Open bubble point
the differential gas pressure at which gas bubbles are profusely emitted from the entire surface of a wetted filter element under specified test conditions.

Open gear
A gear that is exposed to the environment, rather than being housed in a protective gear box. Open gears are generally large, heavily loaded, and slow moving. They are found in such applications as mining and construction machinery, punch presses, plastic and rubber mills, tube mills, and rotary kilns. Open gears require viscous, adhesive lubricants that bond to the metal surfaces and resist run-o...

Occupational Safety and Health Administration

Outside-mounted seal
A mechanical seal with its seal head mounted outside the seal chamber that holds the fluid to be sealed. Outside seals have the pumped fluid`s pressure at their I.D.

occurs when oxygen attacks petroleum fluids. The process is accelerated by heat, light, metal catalysts and the presence of water, acids, or solid contaminants. It leads to increased viscosity and deposit formation.

Oxidation inhibitor
substance added in small quantities to a petroleum product to increase its oxidation resistance, thereby lengthening its service or storage life; also called anti-oxidant. An oxidation inhibitor may work in one of these ways: (1) by combining with and modifying peroxides (initial oxidation products) to render them harmless, (2) by decomposing the peroxides, or (3) by rendering an oxidation catalys...

Oxidation stability
ability of a lubricant to resist natural degradation upon contact with oxygen.

pressure - psi

Paper chromatography
a method which involves placing a drop of fluid on a permeable piece of paper and noting the development and nature of the halos, or rings, surrounding the drop through time. The roots of this test can be traced to the 1940s, when railroads used the 'blotter spot' tests.

Any hydrocarbon identified by saturated straight (normal) or branched (iso) carbon chains; also called an alkane. The generalized paraffinic molecule can be symbolized by the formula CnH2n+2. Paraffins are relatively non-reactive and have excellent oxidation stability. In contrast to naphthenic oils, paraffinic lubricating oils have relatively high wax content and pour point, and generally have a ...

a type of petroleum fluid derived from paraffinic crude oil and containing a high proportion of straight chain saturated hydrocarbons. Often susceptible to cold flow problems.

Parallel Systems
Lubrication systems where the dispensing devices are connected to the main line in parallel. Each dispensing device operates independent of any other in the system.

Particle count
the number of particles present greater than a particular micron size per unit volume of fluid often stated as particles > 10 microns per milliliter.

Particle density
an important parameter in establishing an entrained particle's potential to impinge on control surfaces and cause erosion.

Particle erosion
occurs when fluid-entrained particles moving at high velocity pass through orifices or impinge on metering surfaces or sharp angle turns.
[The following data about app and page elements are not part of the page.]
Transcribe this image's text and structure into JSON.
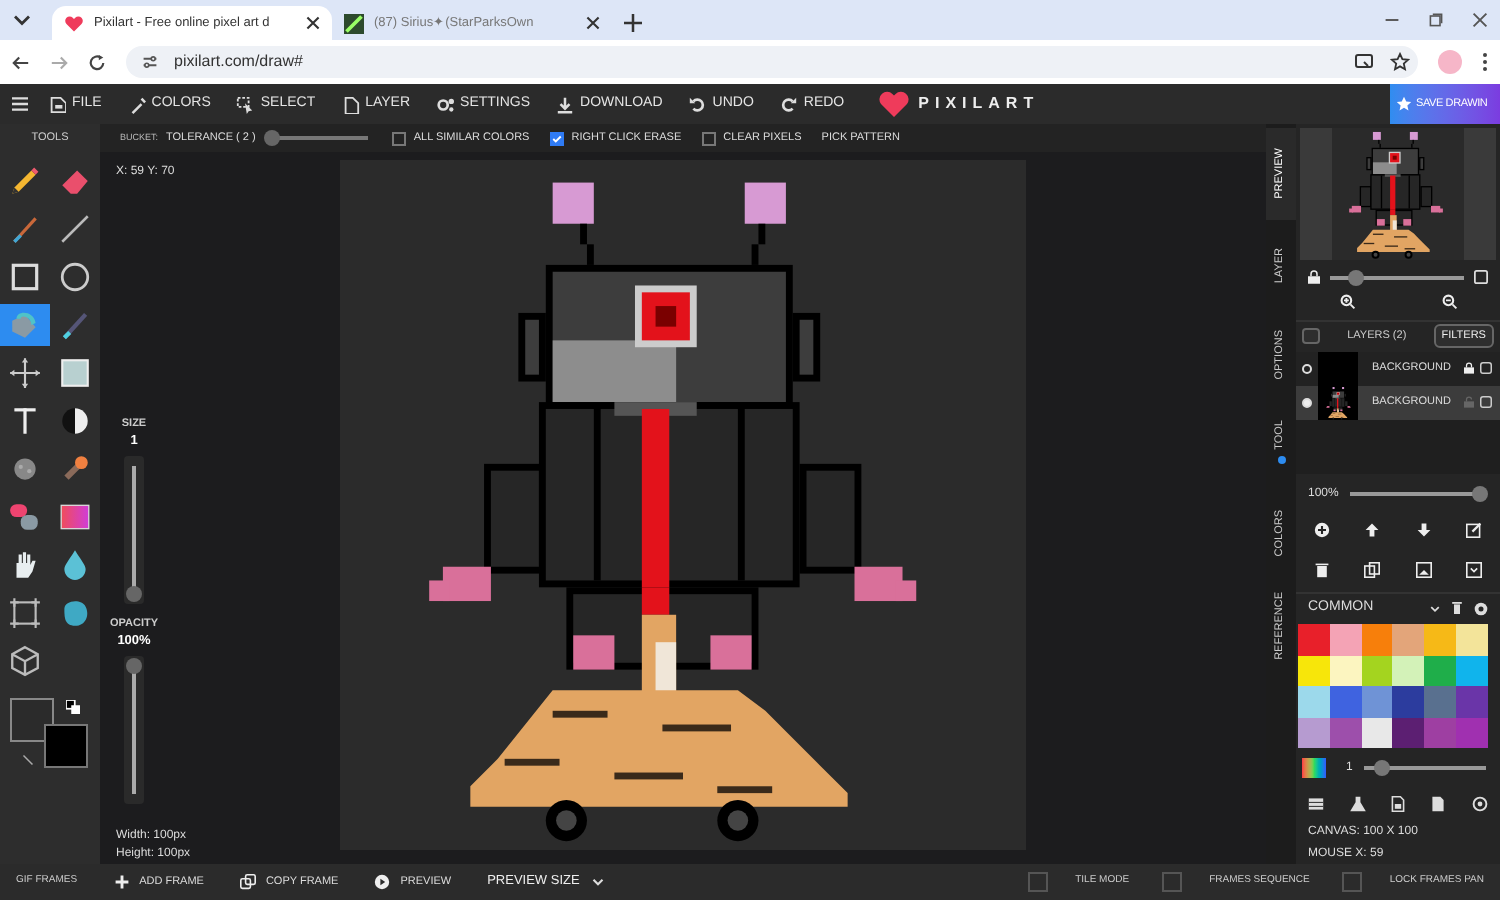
{
  "browser": {
    "tabs": [
      {
        "title": "Pixilart - Free online pixel art d",
        "selected": true
      },
      {
        "title": "(87) Sirius✦(StarParksOwn",
        "selected": false
      }
    ],
    "url": "pixilart.com/draw#"
  },
  "menu": {
    "items": [
      "FILE",
      "COLORS",
      "SELECT",
      "LAYER",
      "SETTINGS",
      "DOWNLOAD",
      "UNDO",
      "REDO"
    ],
    "logo": "PIXILART",
    "save_button": "SAVE DRAWIN"
  },
  "tool_options": {
    "tools_label": "TOOLS",
    "tool": "BUCKET:",
    "tolerance": "TOLERANCE ( 2 )",
    "level": 0.05,
    "checkboxes": [
      {
        "label": "ALL SIMILAR COLORS",
        "checked": false
      },
      {
        "label": "RIGHT CLICK ERASE",
        "checked": true
      },
      {
        "label": "CLEAR PIXELS",
        "checked": false
      }
    ],
    "pick_pattern": "PICK PATTERN"
  },
  "tools": [
    {
      "kind": "pencil",
      "selected": false
    },
    {
      "kind": "eraser",
      "selected": false
    },
    {
      "kind": "brush",
      "selected": false
    },
    {
      "kind": "line",
      "selected": false
    },
    {
      "kind": "rectangle",
      "selected": false
    },
    {
      "kind": "ellipse",
      "selected": false
    },
    {
      "kind": "bucket",
      "selected": true
    },
    {
      "kind": "pen",
      "selected": false
    },
    {
      "kind": "move",
      "selected": false
    },
    {
      "kind": "square",
      "selected": false
    },
    {
      "kind": "text",
      "selected": false
    },
    {
      "kind": "contrast",
      "selected": false
    },
    {
      "kind": "spray",
      "selected": false
    },
    {
      "kind": "stamp",
      "selected": false
    },
    {
      "kind": "mixer",
      "selected": false
    },
    {
      "kind": "gradient",
      "selected": false
    },
    {
      "kind": "hand",
      "selected": false
    },
    {
      "kind": "drop",
      "selected": false
    },
    {
      "kind": "crop",
      "selected": false
    },
    {
      "kind": "blob",
      "selected": false
    },
    {
      "kind": "cube",
      "selected": false
    }
  ],
  "workspace": {
    "coordinates": "X: 59 Y: 70",
    "size": {
      "label": "SIZE",
      "value": "1",
      "level": 0
    },
    "opacity": {
      "label": "OPACITY",
      "value": "100%",
      "level": 1
    },
    "width": "Width: 100px",
    "height": "Height: 100px"
  },
  "side_tabs": [
    {
      "label": "PREVIEW",
      "selected": true,
      "dot": false
    },
    {
      "label": "LAYER",
      "selected": false,
      "dot": false
    },
    {
      "label": "OPTIONS",
      "selected": false,
      "dot": false
    },
    {
      "label": "TOOL",
      "selected": false,
      "dot": true
    },
    {
      "label": "COLORS",
      "selected": false,
      "dot": false
    },
    {
      "label": "REFERENCE",
      "selected": false,
      "dot": false
    }
  ],
  "preview": {
    "zoom": {
      "level": 0.2
    }
  },
  "layers": {
    "title": "LAYERS (2)",
    "filters": "FILTERS",
    "items": [
      {
        "name": "BACKGROUND",
        "selected": false,
        "locked": true
      },
      {
        "name": "BACKGROUND",
        "selected": true,
        "locked": false
      }
    ],
    "opacity": {
      "value": "100%",
      "level": 1
    }
  },
  "palette": {
    "name": "COMMON",
    "colors": [
      {
        "color": "#e8202a"
      },
      {
        "color": "#f4a3b5"
      },
      {
        "color": "#f77f0b"
      },
      {
        "color": "#e3a57a"
      },
      {
        "color": "#f6b917"
      },
      {
        "color": "#f3e49a"
      },
      {
        "color": "#f7e60a"
      },
      {
        "color": "#fcf5c0"
      },
      {
        "color": "#a4d41f"
      },
      {
        "color": "#d3f2b8"
      },
      {
        "color": "#1fae4a"
      },
      {
        "color": "#10b4ec"
      },
      {
        "color": "#9cd9eb"
      },
      {
        "color": "#3f63e0"
      },
      {
        "color": "#6f93d6"
      },
      {
        "color": "#2c3c9e"
      },
      {
        "color": "#59708f"
      },
      {
        "color": "#6a35a8"
      },
      {
        "color": "#b69bd0"
      },
      {
        "color": "#9d4fab"
      },
      {
        "color": "#e8e8e8"
      },
      {
        "color": "#5c1f72"
      },
      {
        "color": "#9e3fa2"
      },
      {
        "color": "#a030b0"
      }
    ],
    "brush": {
      "value": "1",
      "level": 0.15
    }
  },
  "canvas_info": [
    "CANVAS: 100 X 100",
    "MOUSE X: 59"
  ],
  "bottom_bar": {
    "title": "GIF FRAMES",
    "actions": [
      "ADD FRAME",
      "COPY FRAME",
      "PREVIEW"
    ],
    "preview_size": "PREVIEW SIZE",
    "toggles": [
      {
        "label": "TILE MODE",
        "checked": false
      },
      {
        "label": "FRAMES SEQUENCE",
        "checked": false
      },
      {
        "label": "LOCK FRAMES PAN",
        "checked": false
      }
    ]
  }
}
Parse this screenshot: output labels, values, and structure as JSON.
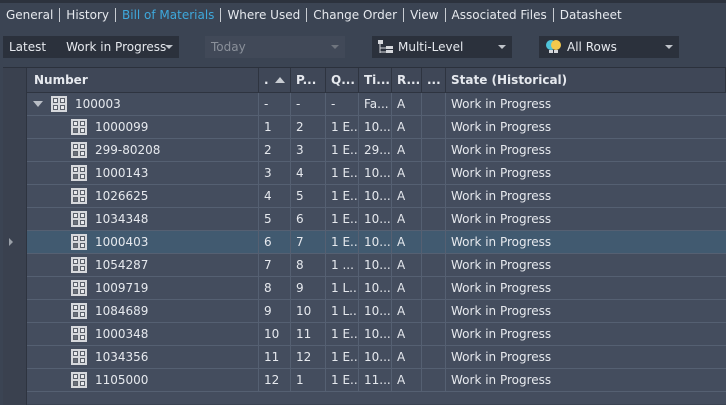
{
  "tabs": [
    {
      "label": "General"
    },
    {
      "label": "History"
    },
    {
      "label": "Bill of Materials",
      "active": true
    },
    {
      "label": "Where Used"
    },
    {
      "label": "Change Order"
    },
    {
      "label": "View"
    },
    {
      "label": "Associated Files"
    },
    {
      "label": "Datasheet"
    }
  ],
  "toolbar": {
    "revision_label": "Latest",
    "revision_value": "Work in Progress",
    "date_value": "Today",
    "view_value": "Multi-Level",
    "filter_value": "All Rows"
  },
  "columns": [
    "Number",
    ".",
    "P...",
    "Q...",
    "Ti...",
    "R...",
    "...",
    "State (Historical)"
  ],
  "root": {
    "number": "100003",
    "c1": "-",
    "c2": "-",
    "c3": "-",
    "c4": "Fa...",
    "c5": "A",
    "c6": "",
    "state": "Work in Progress"
  },
  "rows": [
    [
      "1000099",
      "1",
      "2",
      "1 E...",
      "10...",
      "A",
      "",
      "Work in Progress"
    ],
    [
      "299-80208",
      "2",
      "3",
      "1 E...",
      "29...",
      "A",
      "",
      "Work in Progress"
    ],
    [
      "1000143",
      "3",
      "4",
      "1 E...",
      "10...",
      "A",
      "",
      "Work in Progress"
    ],
    [
      "1026625",
      "4",
      "5",
      "1 E...",
      "10...",
      "A",
      "",
      "Work in Progress"
    ],
    [
      "1034348",
      "5",
      "6",
      "1 E...",
      "10...",
      "A",
      "",
      "Work in Progress"
    ],
    [
      "1000403",
      "6",
      "7",
      "1 E...",
      "10...",
      "A",
      "",
      "Work in Progress"
    ],
    [
      "1054287",
      "7",
      "8",
      "1 ...",
      "10...",
      "A",
      "",
      "Work in Progress"
    ],
    [
      "1009719",
      "8",
      "9",
      "1 L...",
      "10...",
      "A",
      "",
      "Work in Progress"
    ],
    [
      "1084689",
      "9",
      "10",
      "1 L...",
      "10...",
      "A",
      "",
      "Work in Progress"
    ],
    [
      "1000348",
      "10",
      "11",
      "1 E...",
      "10...",
      "A",
      "",
      "Work in Progress"
    ],
    [
      "1034356",
      "11",
      "12",
      "1 E...",
      "10...",
      "A",
      "",
      "Work in Progress"
    ],
    [
      "1105000",
      "12",
      "1",
      "1 E...",
      "11...",
      "A",
      "",
      "Work in Progress"
    ]
  ],
  "selected_row": 5,
  "colors": {
    "accent": "#3ea8dc",
    "selected": "#415a70"
  }
}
Particle impingement erosion
a particulate wear process where high velocity, fluid-entrained particles are directed at target surfaces.

Particles made up of a wide range of natural materials (e.g., pollen, dust, resins), combined with man-made pollutant (e.g., smoke particles, metallic ash); in sufficient concentrations, particulates can be a respiratory irritant.

Unit of pressure in the metric (SI) system.

Pascal`s Law
A pressure applied to a confined fluid at rest is transmitted with equal intensity throughout the liquid and that pressure is considered to act at right angles to each surface contacted by the fluid.